I can lose my temper sometimes. When I do, it can flip me from normal, even easy going, into someone possessed by a murderous rage. It's not hotheaded, it's coldhearted. It's also predictable, to an extent. Like everyone, it happens more when I am tired, frustrated, or distracted. Through the use of sleeping medications, I force myself to sleep more than my body naturally wants to, partly to keep a more level head when I am actually awake. I also try to avoid situations in which someone may unpredictably provoke me, typically strangers who don't know me or my triggers, and I am careful to schedule in a lot of downtime and alone time in which to decompress. I've gotten so good at this, it's been a while since my last rage attack. And all of the recent ones have been while I am traveling, when I am most likely to be forced to deal with strangers.
The most predictable aspect of these rages, though, is when someone "calls" me on something that I have done "wrong" when I feel like I have done nothing that would warrant their disapproval. I get angry at the flight attendant who tells me to turn off my electronic device, the metro worker who tells me to not use a particular set of stairs, etc. I know why, I feel like it is underhanded, that they are trying to force me to follow a particular set of rules that I think don't acknowledge, for whatever reason.
The particular set of rules, I realized, are called "social exchange rules." From a Wall Street Journal article about why folks throw temper tantrums when these rules are broken (try Googling the title "Big Explosions, Small Reasons" to get past the subscriber only):
Researchers at Duke University, in a yet-to-be-published study, looked for explanations of why people melt down over small things. Their findings suggest we are reacting to a perceived violation of an unwritten yet fundamental rule. It's the old, childhood wail: "It's not fair!"
Researchers call these unwritten laws of behavior "social exchange rules." We're not supposed to be rude or inconsiderate; we are supposed to be polite, fair, honest and caring. Don't cut in line. Drive safely. Clean up after yourself.
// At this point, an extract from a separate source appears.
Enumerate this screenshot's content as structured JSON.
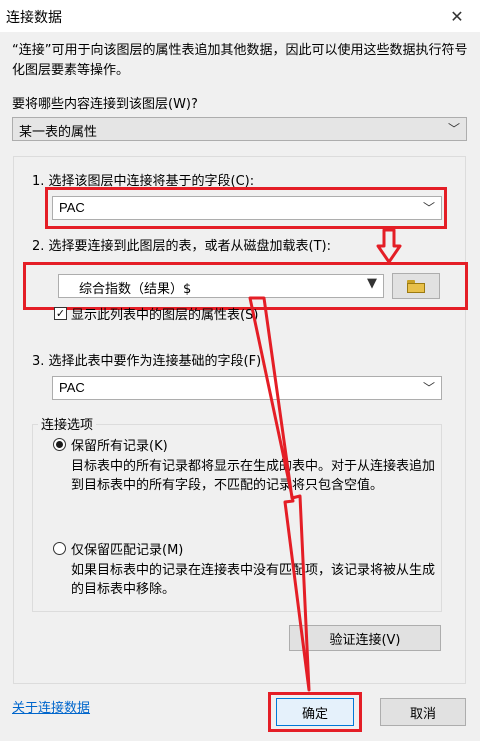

"We can't have successful interactions in relationships, mutually beneficial to both people involved, if one person violates these rules," says Mark Leary, professor of psychology and neuroscience at Duke and lead author of the study. "And we can't have a beneficial society if we can't trust each other not to lie, not to be unethical, not to watch out for our general well-being."
What makes my losses of temper different, I wondered. Am I the same as these people? I behave civilized, even charmingly. I say please and thank you, wait my turn in line, etc., but largely because this is the best way to get what I want. These are some of the most obvious social rules, whether kept or broken, so I am sure to be seen as a rule follower particularly for these little niceties.
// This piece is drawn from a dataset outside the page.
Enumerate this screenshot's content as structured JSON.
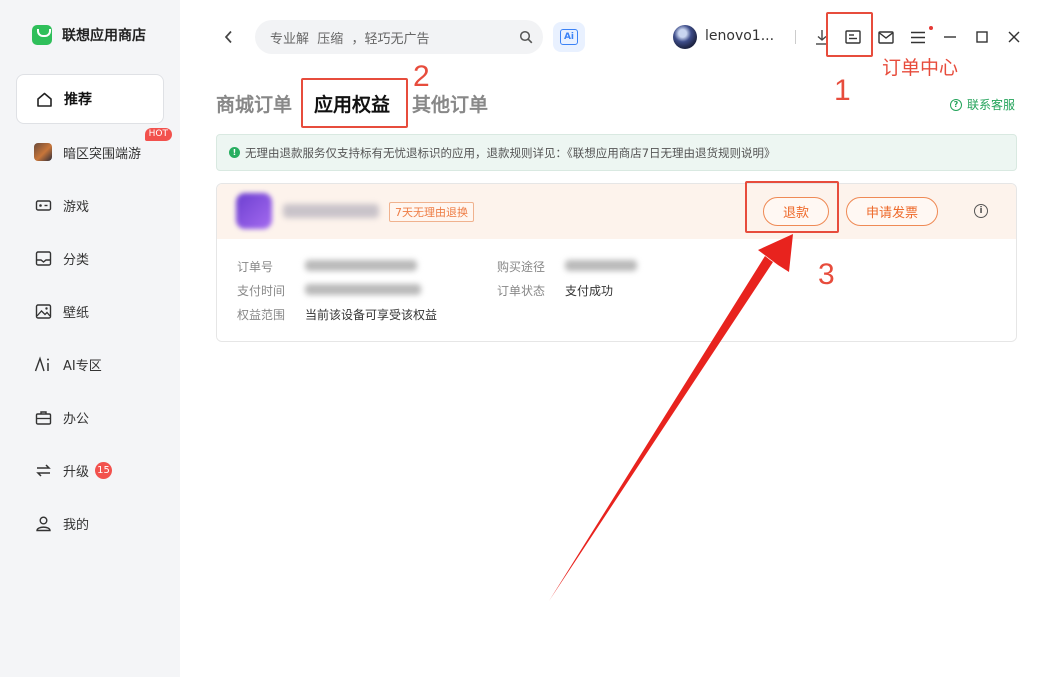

No, when I lose my temper, it's not because I feel like someone has not held up their end of a social bargain, it is because I have been reminded about how powerless I am. The flight attendant has power over me. I try to pretend that we are equals and I could ruin her if I wanted to, but ultimately she could get me kicked off a flight and I would have no recourse. The metro worker looked like God's mistake, but he also has a certain sort of power over me, power to tell me where I can walk and where I can't or else he'll call security. I hate feeling like someone has power over me, hate it so much that I will almost always try to flip the power dynamic in whatever way I can. And apparently get really angry about it when I'm reminded how many people have control over me in countless ways in my daily life. I don't know, it was interesting seeing how the reasons I lose my temper are both similar and different from the way that other people lose their temper. And now I know better how to provoke people (or not) when I choose.